== Material provided ==

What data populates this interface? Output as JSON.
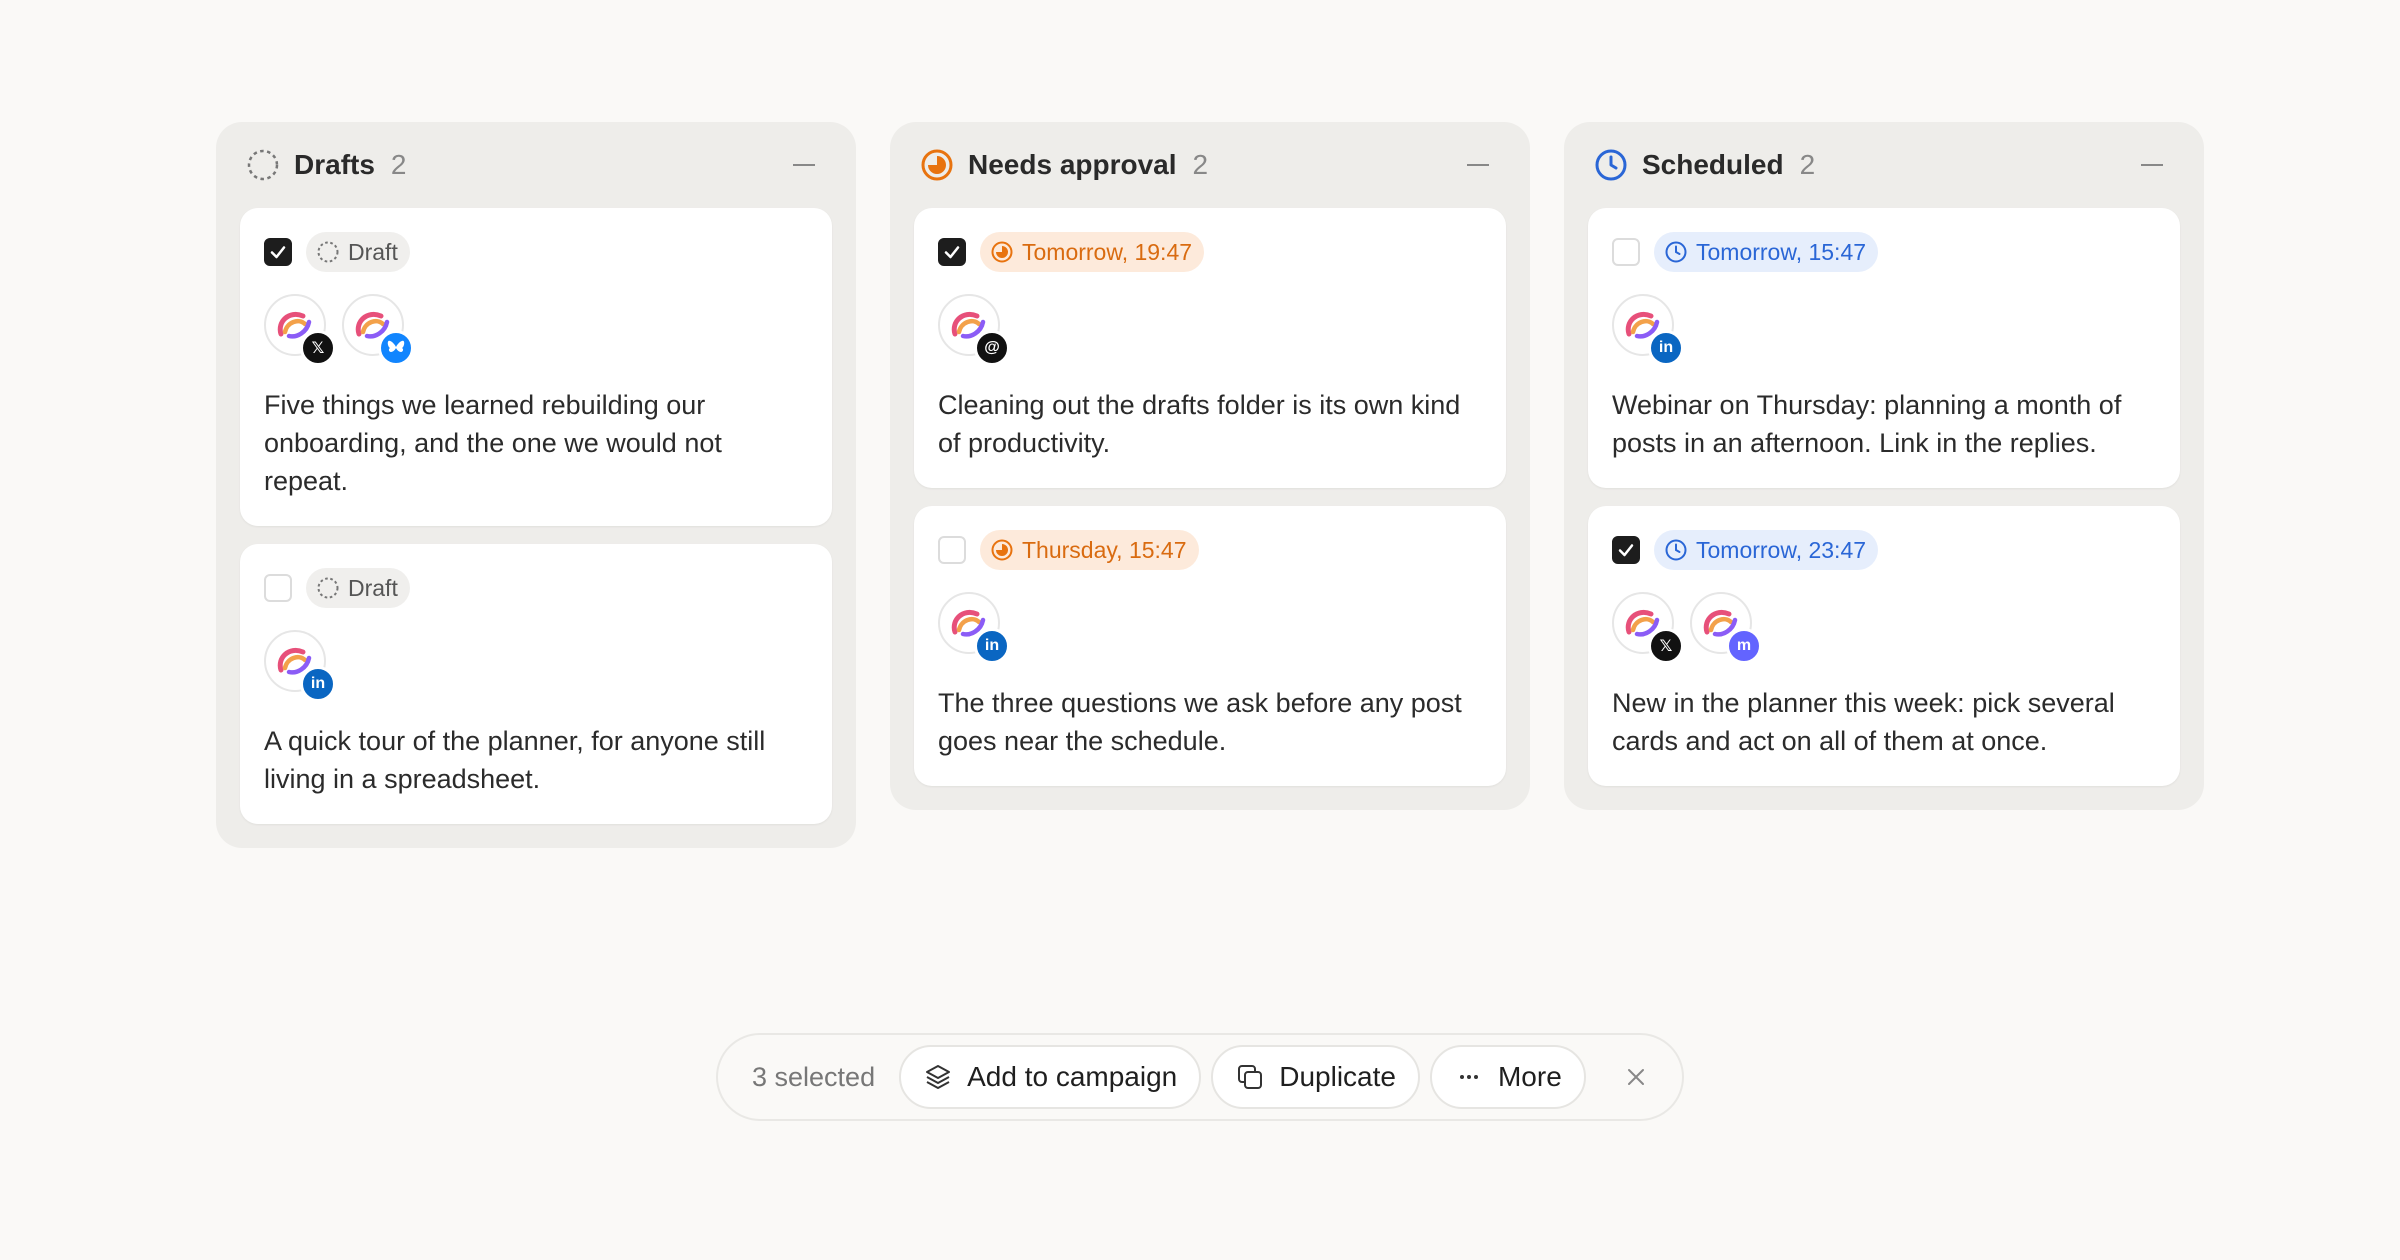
{
  "columns": [
    {
      "title": "Drafts",
      "count": "2",
      "status": "draft",
      "cards": [
        {
          "checked": true,
          "pill": "Draft",
          "networks": [
            "x",
            "bluesky"
          ],
          "text": "Five things we learned rebuilding our onboarding, and the one we would not repeat."
        },
        {
          "checked": false,
          "pill": "Draft",
          "networks": [
            "linkedin"
          ],
          "text": "A quick tour of the planner, for anyone still living in a spreadsheet."
        }
      ]
    },
    {
      "title": "Needs approval",
      "count": "2",
      "status": "approval",
      "cards": [
        {
          "checked": true,
          "pill": "Tomorrow, 19:47",
          "networks": [
            "threads"
          ],
          "text": "Cleaning out the drafts folder is its own kind of productivity."
        },
        {
          "checked": false,
          "pill": "Thursday, 15:47",
          "networks": [
            "linkedin"
          ],
          "text": "The three questions we ask before any post goes near the schedule."
        }
      ]
    },
    {
      "title": "Scheduled",
      "count": "2",
      "status": "scheduled",
      "cards": [
        {
          "checked": false,
          "pill": "Tomorrow, 15:47",
          "networks": [
            "linkedin"
          ],
          "text": "Webinar on Thursday: planning a month of posts in an afternoon. Link in the replies."
        },
        {
          "checked": true,
          "pill": "Tomorrow, 23:47",
          "networks": [
            "x",
            "mastodon"
          ],
          "text": "New in the planner this week: pick several cards and act on all of them at once."
        }
      ]
    }
  ],
  "action_bar": {
    "selected_label": "3 selected",
    "add_to_campaign": "Add to campaign",
    "duplicate": "Duplicate",
    "more": "More"
  },
  "colors": {
    "draft": "#555555",
    "approval": "#e8730f",
    "scheduled": "#2a66d6"
  },
  "icons": {
    "draft": "dashed-circle-icon",
    "approval": "half-circle-progress-icon",
    "scheduled": "clock-icon",
    "add_to_campaign": "layers-icon",
    "duplicate": "copy-icon",
    "more": "ellipsis-icon",
    "close": "close-icon"
  }
}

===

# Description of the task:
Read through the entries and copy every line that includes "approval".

# Task response:
      "title": "Needs approval",
      "status": "approval",
    "approval": "#e8730f",
    "approval": "half-circle-progress-icon",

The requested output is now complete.